OCTOBER IS DOMESTIC VIOLENCE AWARENESS MONTH.
A small part of my story (and recovery).
Victims of emotional and psychological abuse and manipulation in a marriage can often fail to see it for what it is. It’s more than just someone being “mean” or both parties having their “bad mood” days. It’s more than disagreements, more than “just” depression, more than being “too sensitive” and more than “they’re just stressed.”
Often the party on the receiving end of the abuse experiences both mental health issues and physical health complications, among other things. Some victims of spouses with diagnosed narcissistic personality disorder report diagnosed fibromyalgia, autoimmune disorders, heart conditions, gut issues, migraine headaches, out-of-control blood pressure, extreme weight gain or loss, and much more. Of course, when you look at it in a silo and don’t factor in their environment, it’s easy to diagnose their symptoms and think they can fix it themselves. Anti-depressants, anti-anxiety, healthy eating and other health options are all available, but do they really help? In many emotional and psychological abuse situations, victims (that have escaped and recovered) have used their social media platforms to say that treating the symptoms and not the actual problem didn’t help much, and sometimes made everything worse over time.
The best part? Once the abuser discards you or you leave them, so many of those health issues start improving! There are still side effects and triggers that are left in their wake, but for me, I’m not living in the fight, flight, freeze or fawn loop with him anymore. My anxiety doesn’t sky rocket when I get home, wondering what mood he is in or what he will say or do to me. I don’t freeze up anymore when I hear his truck pull into the driveway, wondering if he is drunk and will start physically threatening me over something I did days ago. I don’t hurry to get my son into bed before he comes home from work, trying to anticipate the moods, the anger, and keep it from my son to protect him. I don’t panic about decisions anymore . . . that stress of having to make the right choice and knowing whatever choice it is, it won’t be right, is gone. And I don’t roll over and play dead during his outbursts since doing anything else would only escalate his anger.

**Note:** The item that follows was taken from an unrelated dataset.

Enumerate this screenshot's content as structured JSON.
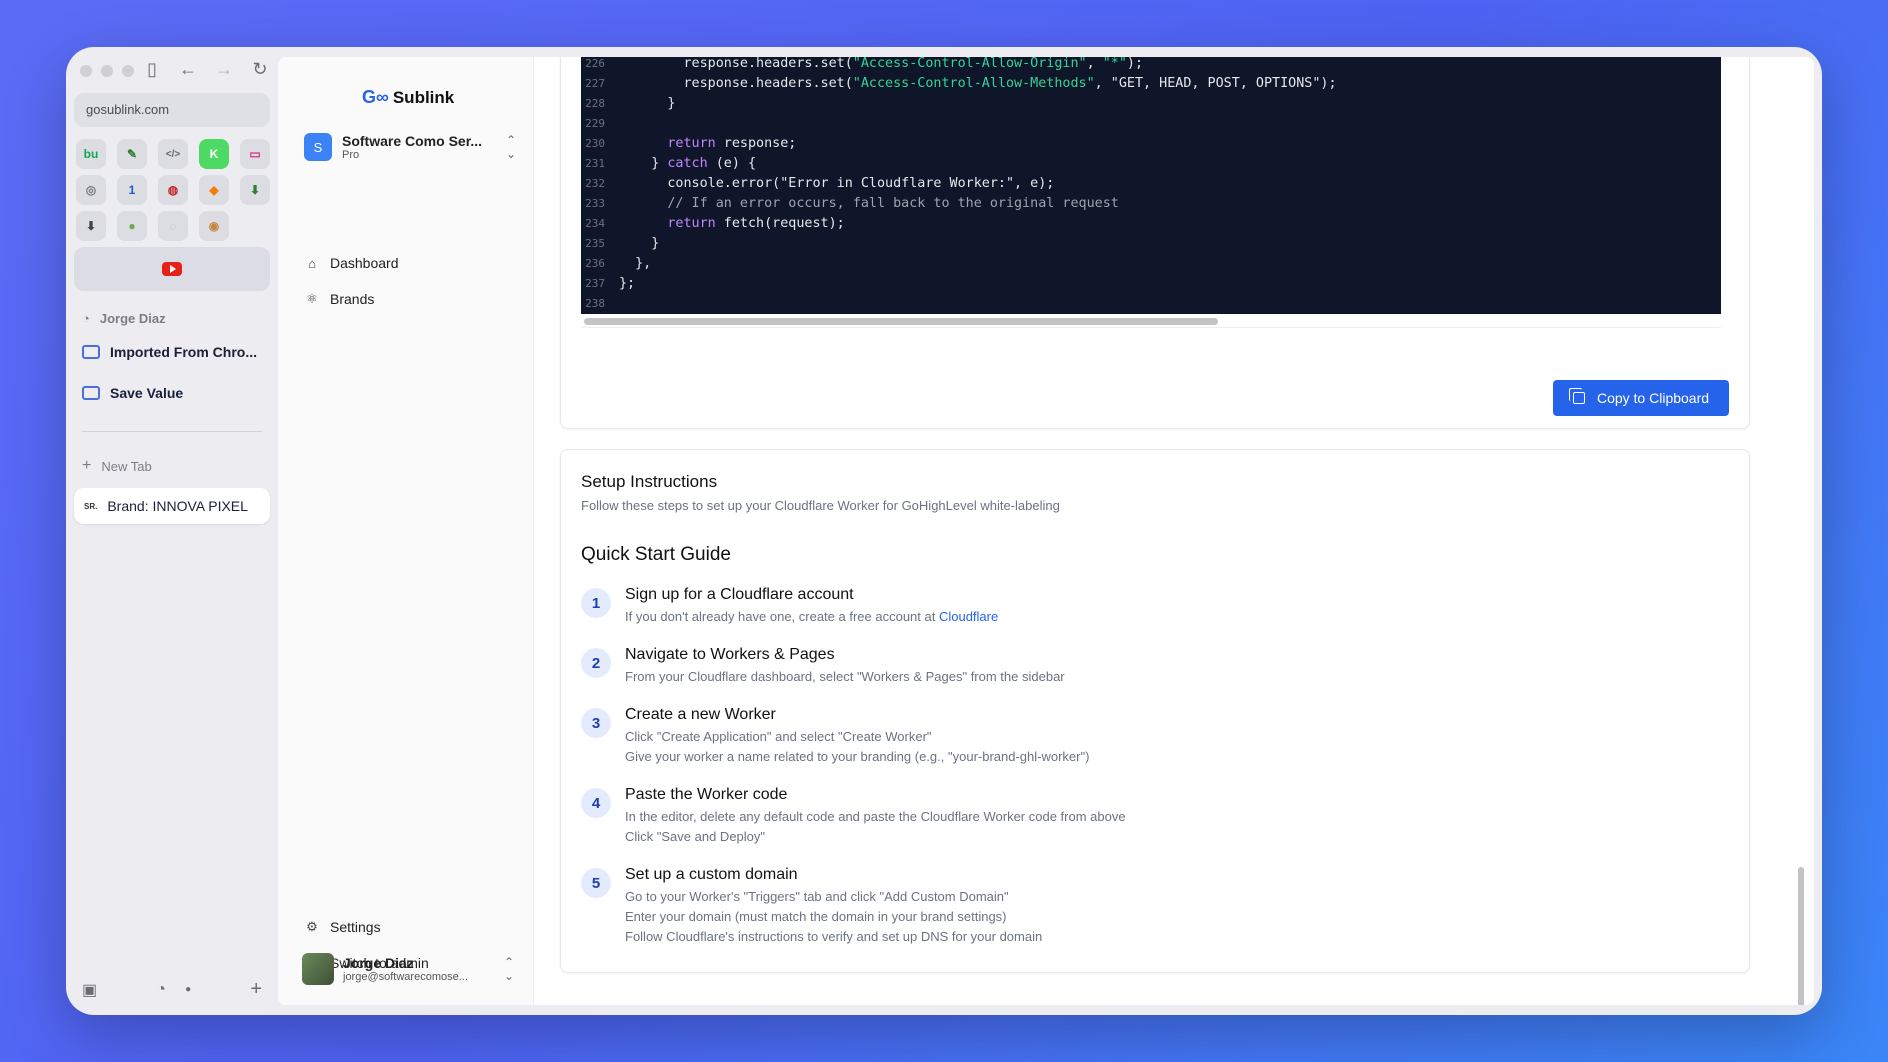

It’s a hard topic for a lot of people because it is so personal, and no story is the same. The awakening and recovery from such a situation does have some common threads, and in that many of us have found a community of support and education. We aren’t all experts and certified professionals, but we are survivors and we experts of our own stories.
A Tik Tok creator (@whatdoesitmatter is AMAZING!) recently listed nine things that you might discovery after leaving a narcissist, and I love them. They are all true.
- They were far worse than you thought they were
- Everything they ever said to you was pretty much a lie
- Their absence from your life is the gift that keeps on giving
- You were never high-maintenance and you have an extremely high tolerance for bullshit
- Contrary to what you were told, there are an infinite number of nice people around you that are way better than the narcissist [and their flying monkeys]
- You are way more capable that you were made to believe you were through their conditioning
- True happiness starts after you leave the narcissist
- The good times were really not that good. . .
- The narcissist is more than just an awful person.
I keep thinking about some of the things he said and did to me during our marriage. I am ashamed and shocked that I let so much fly. But I am an empath, a highly sensitive person. When he acted out towards me (every single day), I often thought of the reasons behind it. His own mother is a narcissist and his father was an alcoholic, among other things. He suffered from other things that I was aware of (probably more so than him). I was always aware of the pain behind his actions. And I accepted it and continued to think he was working on himself and would get better. I hid so much from friends and family. There are things that my closest friends don’t know, because I was in denial and was too embarrassed to share some of the things he did.
Anyway, I have created some fun, happy illustrations of the harsh things he (and some of my friends) said to me in the final years or our relationship. I don’t think people realize how much they can impact an abuse victim from outside the marriage… some of that shit was harsh, and only made my husband’s allegation and abuse stronger. It really makes me smile to put the bullshit into some nice pretty pictures…